To build a community, you need credibility with the target audience.
Few (if any) communities are created by outsiders to the topic.
If you're building a community from scratch, you need someone with deep knowledge, a great reputation, and many existing connections within that field. You need someone that knows who to approach, what to tell them, and will be listened to.
Every few weeks someone writes to claim the process isn't working. Their target audience isn't responding to their e-mails. Or, more likely, their target audience claims they're too busy to participate in the community.
If your e-mails don't receive a response (or not a positive response), it's because you're not seen as someone worth responding to.
We get dozens, maybe hundreds, of e-mails a day. We scan our e-mail for the names we recognise, trust, or have value to us and respond to these first. If you're not one of these names, you need to become one of these names (or if you're an employer, hire one of these names).

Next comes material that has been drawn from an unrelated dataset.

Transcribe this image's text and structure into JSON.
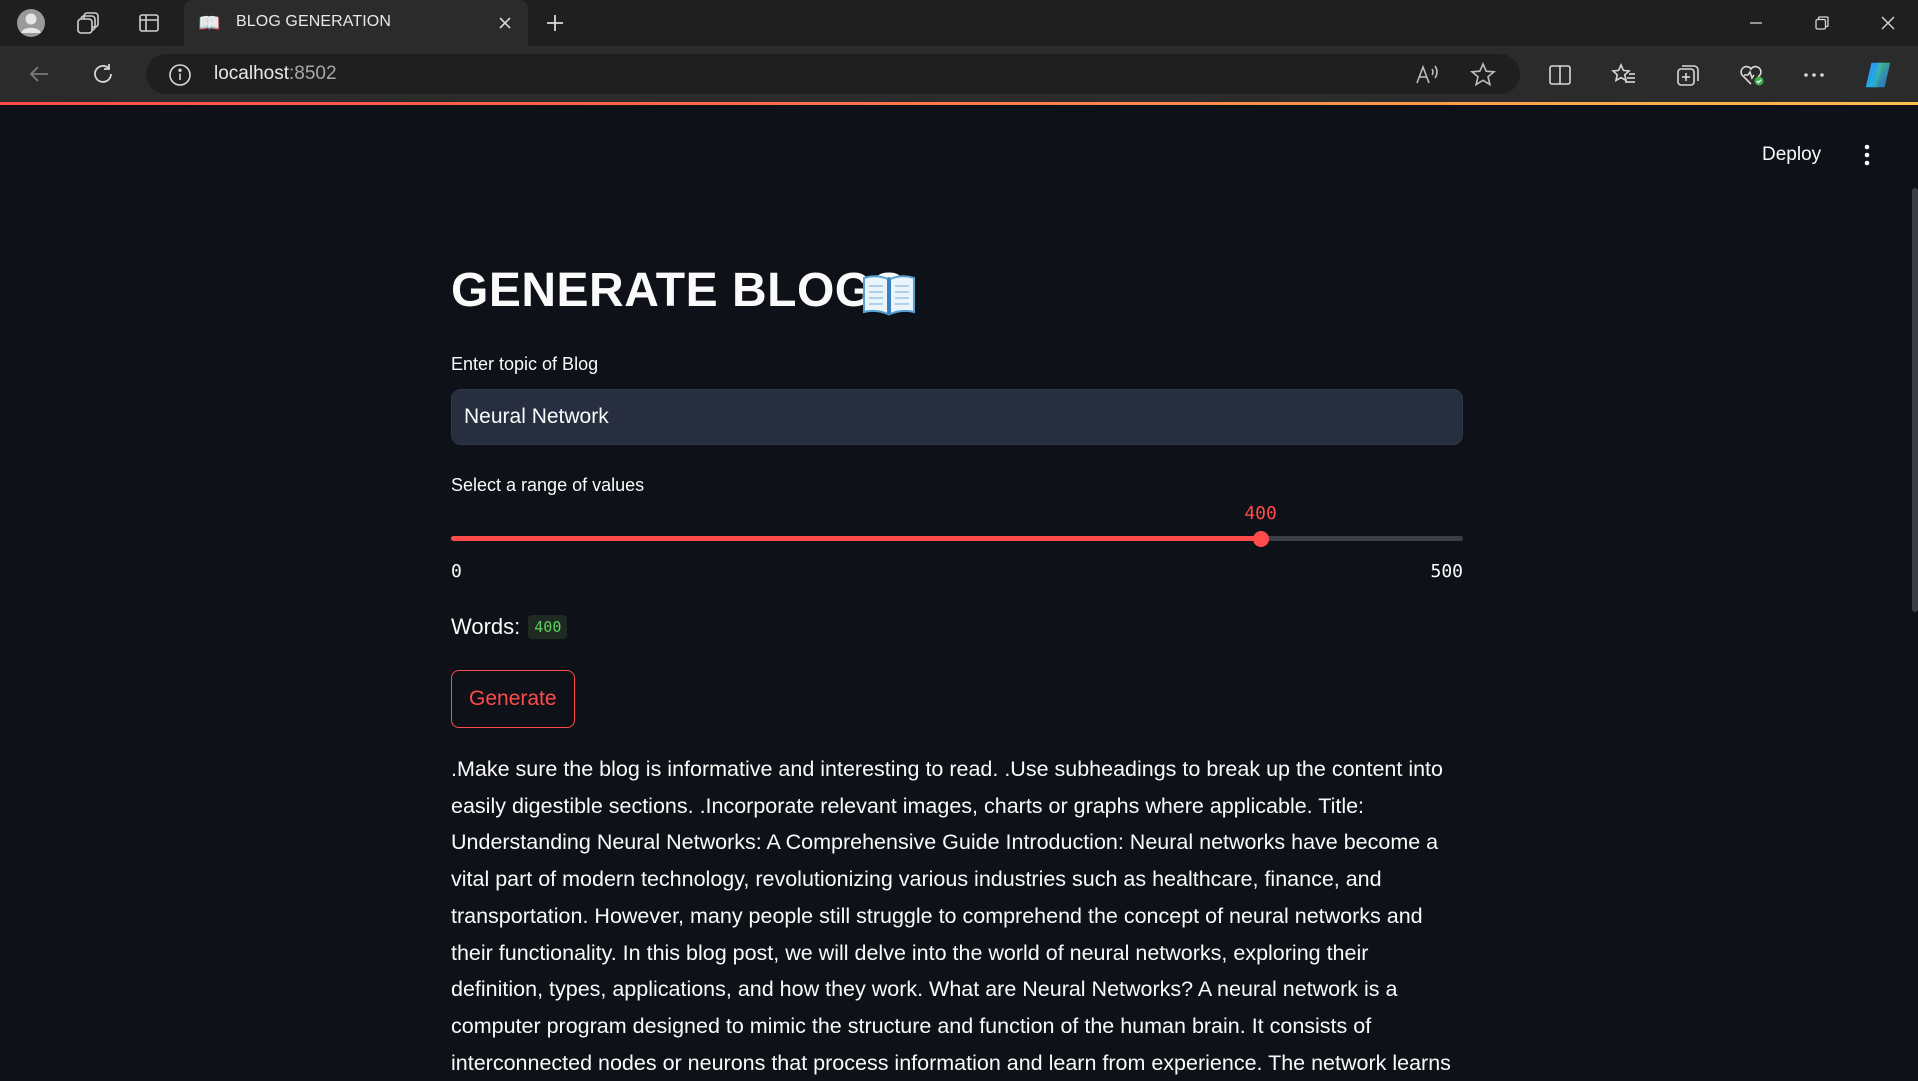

In 2008, Seth Godin launched a thriving community in a matter of days. He had the preexisting credibility to do that. He had been blogging, writing books, and responding to every, single, e-mail for over a decade.

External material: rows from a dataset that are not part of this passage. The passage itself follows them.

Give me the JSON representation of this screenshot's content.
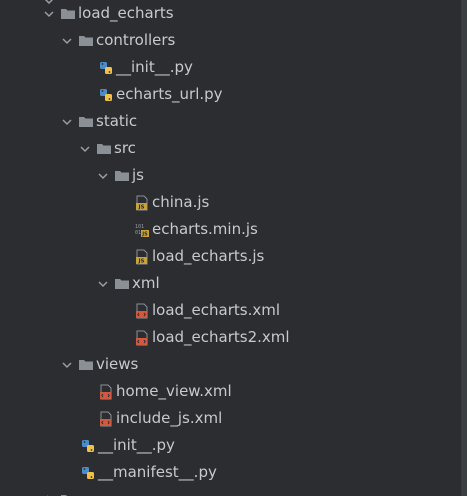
{
  "tree": {
    "top_partial": "",
    "rows": [
      {
        "label": "load_echarts",
        "type": "folder",
        "expanded": true
      },
      {
        "label": "controllers",
        "type": "folder",
        "expanded": true
      },
      {
        "label": "__init__.py",
        "type": "python"
      },
      {
        "label": "echarts_url.py",
        "type": "python"
      },
      {
        "label": "static",
        "type": "folder",
        "expanded": true
      },
      {
        "label": "src",
        "type": "folder",
        "expanded": true
      },
      {
        "label": "js",
        "type": "folder",
        "expanded": true
      },
      {
        "label": "china.js",
        "type": "js"
      },
      {
        "label": "echarts.min.js",
        "type": "minjs"
      },
      {
        "label": "load_echarts.js",
        "type": "js"
      },
      {
        "label": "xml",
        "type": "folder",
        "expanded": true
      },
      {
        "label": "load_echarts.xml",
        "type": "xml"
      },
      {
        "label": "load_echarts2.xml",
        "type": "xml"
      },
      {
        "label": "views",
        "type": "folder",
        "expanded": true
      },
      {
        "label": "home_view.xml",
        "type": "xml"
      },
      {
        "label": "include_js.xml",
        "type": "xml"
      },
      {
        "label": "__init__.py",
        "type": "python"
      },
      {
        "label": "__manifest__.py",
        "type": "python"
      }
    ]
  },
  "colors": {
    "background": "#2b2d30",
    "text": "#c7c9cc",
    "folder": "#8b8f96",
    "chevron": "#9a9da3",
    "python_blue": "#4a8cc7",
    "python_yellow": "#f0c24a",
    "js_yellow": "#c9a23a",
    "xml_red": "#d0593f"
  },
  "icons": {
    "folder": "folder-icon",
    "python": "python-file-icon",
    "js": "javascript-file-icon",
    "minjs": "minified-js-file-icon",
    "xml": "xml-file-icon",
    "chevron": "chevron-down-icon"
  }
}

The greater your established body of work, speaking events, and other material within that sector, the more likely you will receive a positive response. This takes time. You can speed things up, but you can't cheat your way to this.
The CHIP method helps, but has to be understood as part of a long-term plan to build a community. It might take 6 months, possibly longer, to build the sort of credibility where people do respond to your e-mails in a positive way. Until you have that, it's going to be very hard to get that community started.

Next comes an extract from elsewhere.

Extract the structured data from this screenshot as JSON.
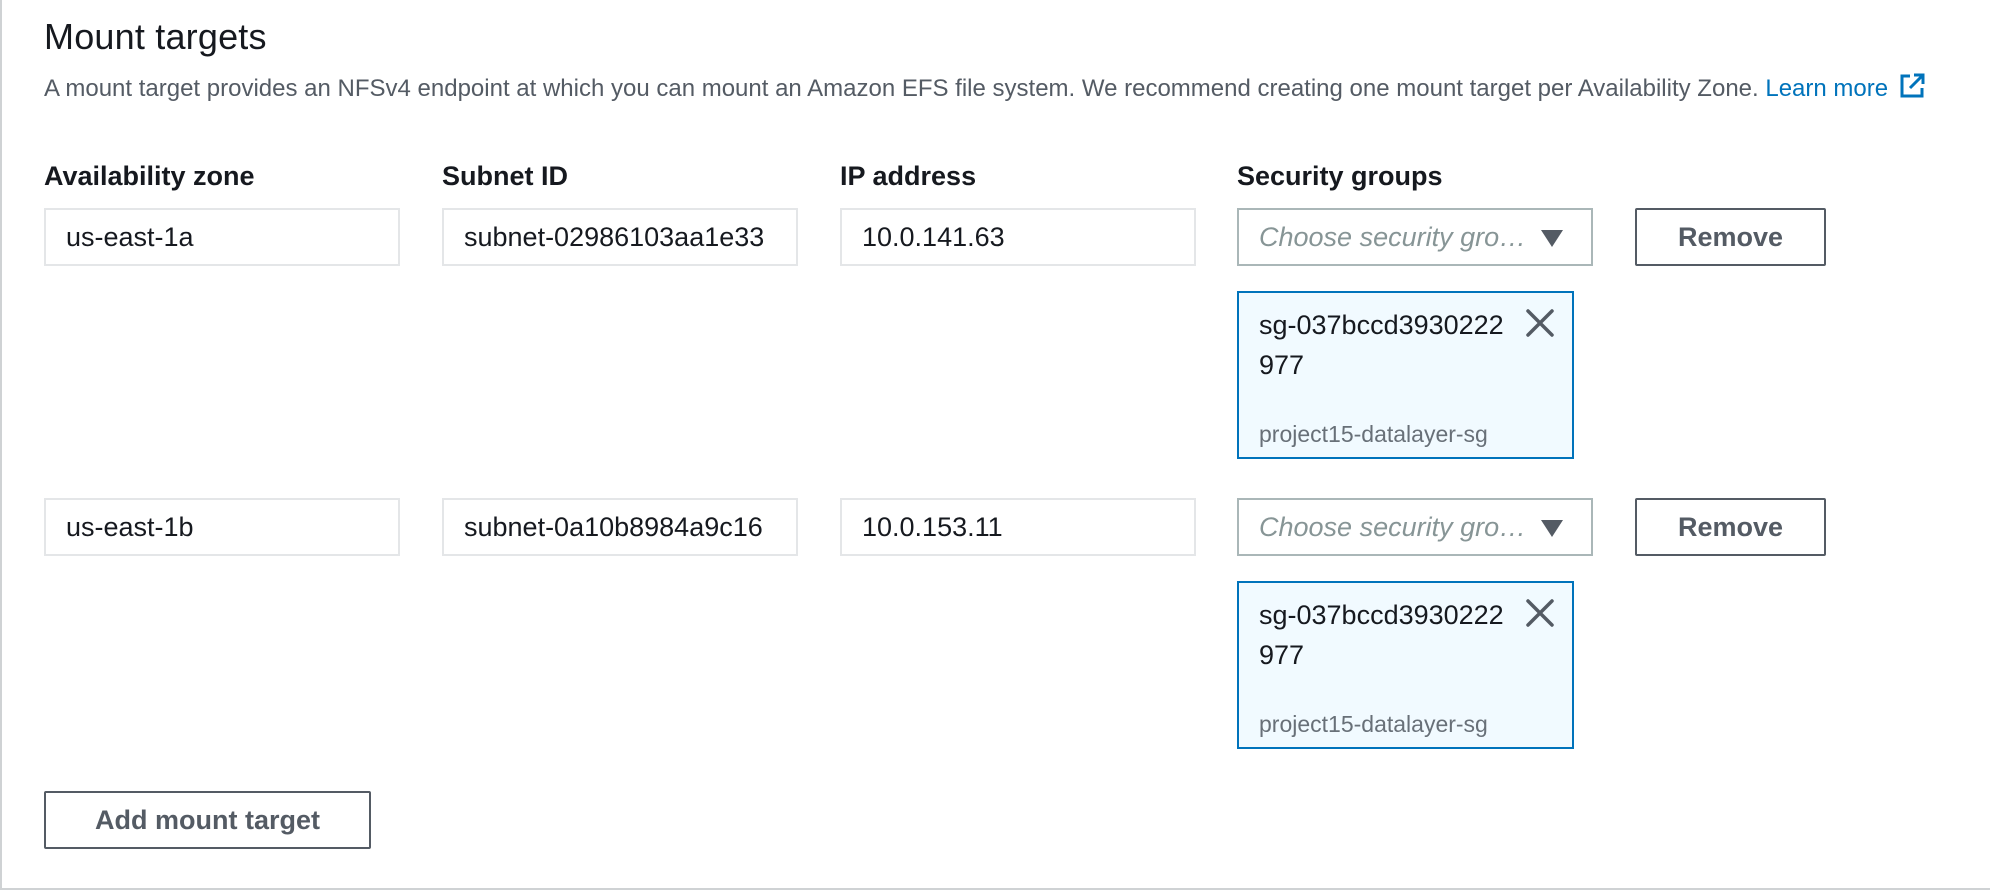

A lot of communities right now are failing because the community builder isn't establishing credibility, building connections, and acquiring the knowledge.